- _Problem statement_
Collect the lines of the entries where "long" shows up.

- _Source records_
*-*-*

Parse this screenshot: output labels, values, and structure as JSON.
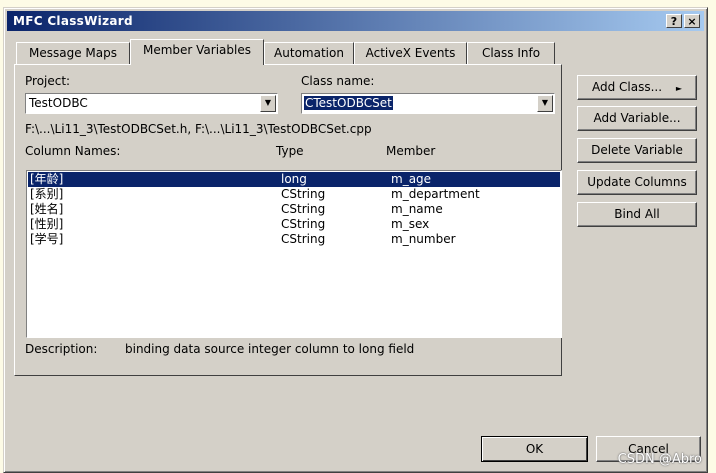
{
  "window": {
    "title": "MFC ClassWizard",
    "help_button": "?",
    "close_button": "×"
  },
  "tabs": [
    "Message Maps",
    "Member Variables",
    "Automation",
    "ActiveX Events",
    "Class Info"
  ],
  "active_tab": "Member Variables",
  "project": {
    "label": "Project:",
    "value": "TestODBC"
  },
  "class_name": {
    "label": "Class name:",
    "value": "CTestODBCSet"
  },
  "file_path": "F:\\...\\Li11_3\\TestODBCSet.h, F:\\...\\Li11_3\\TestODBCSet.cpp",
  "columns_header": {
    "name": "Column Names:",
    "type": "Type",
    "member": "Member"
  },
  "variables": [
    {
      "name": "[年龄]",
      "type": "long",
      "member": "m_age",
      "selected": true
    },
    {
      "name": "[系别]",
      "type": "CString",
      "member": "m_department",
      "selected": false
    },
    {
      "name": "[姓名]",
      "type": "CString",
      "member": "m_name",
      "selected": false
    },
    {
      "name": "[性别]",
      "type": "CString",
      "member": "m_sex",
      "selected": false
    },
    {
      "name": "[学号]",
      "type": "CString",
      "member": "m_number",
      "selected": false
    }
  ],
  "description": {
    "label": "Description:",
    "text": "binding data source integer column to long field"
  },
  "buttons": {
    "add_class": "Add Class...",
    "add_variable": "Add Variable...",
    "delete_variable": "Delete Variable",
    "update_columns": "Update Columns",
    "bind_all": "Bind All",
    "ok": "OK",
    "cancel": "Cancel"
  },
  "watermark": "CSDN @Abro",
  "colors": {
    "titlebar_start": "#0a246a",
    "titlebar_end": "#a6caf0",
    "selection": "#0a246a",
    "face": "#d4d0c8"
  }
}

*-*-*

- _Exercise result_
      "type": "long",
    "text": "binding data source integer column to long field"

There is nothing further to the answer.